Dataset entries
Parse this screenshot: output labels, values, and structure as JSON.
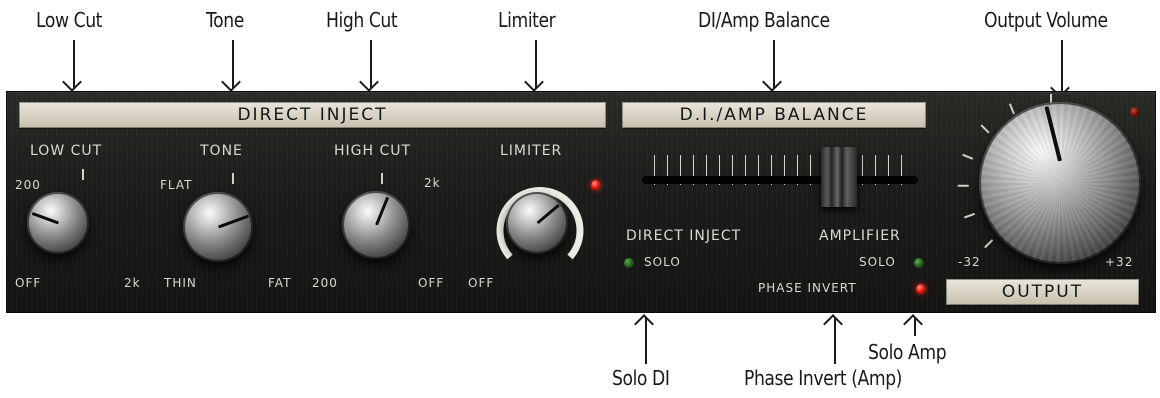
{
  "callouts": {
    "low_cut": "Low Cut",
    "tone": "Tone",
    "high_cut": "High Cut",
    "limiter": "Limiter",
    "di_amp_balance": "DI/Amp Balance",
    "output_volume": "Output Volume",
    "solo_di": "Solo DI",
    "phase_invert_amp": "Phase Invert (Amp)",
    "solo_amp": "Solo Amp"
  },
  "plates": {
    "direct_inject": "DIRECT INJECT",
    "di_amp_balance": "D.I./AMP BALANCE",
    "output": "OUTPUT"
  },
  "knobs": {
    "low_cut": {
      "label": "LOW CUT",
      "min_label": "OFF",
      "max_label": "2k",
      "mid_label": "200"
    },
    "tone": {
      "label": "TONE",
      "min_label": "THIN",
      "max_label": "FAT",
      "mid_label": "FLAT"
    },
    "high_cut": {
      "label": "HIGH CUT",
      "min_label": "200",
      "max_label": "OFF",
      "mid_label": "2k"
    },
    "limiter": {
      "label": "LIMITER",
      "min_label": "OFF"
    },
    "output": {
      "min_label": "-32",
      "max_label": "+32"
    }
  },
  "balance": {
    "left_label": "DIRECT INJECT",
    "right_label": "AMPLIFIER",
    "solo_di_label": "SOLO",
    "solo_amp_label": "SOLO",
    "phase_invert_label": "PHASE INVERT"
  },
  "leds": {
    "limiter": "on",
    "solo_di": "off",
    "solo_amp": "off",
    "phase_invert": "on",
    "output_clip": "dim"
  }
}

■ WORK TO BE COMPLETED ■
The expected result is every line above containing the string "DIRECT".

■ SOLUTION TO THIS EXERCISE ■
    "direct_inject": "DIRECT INJECT",
    "left_label": "DIRECT INJECT",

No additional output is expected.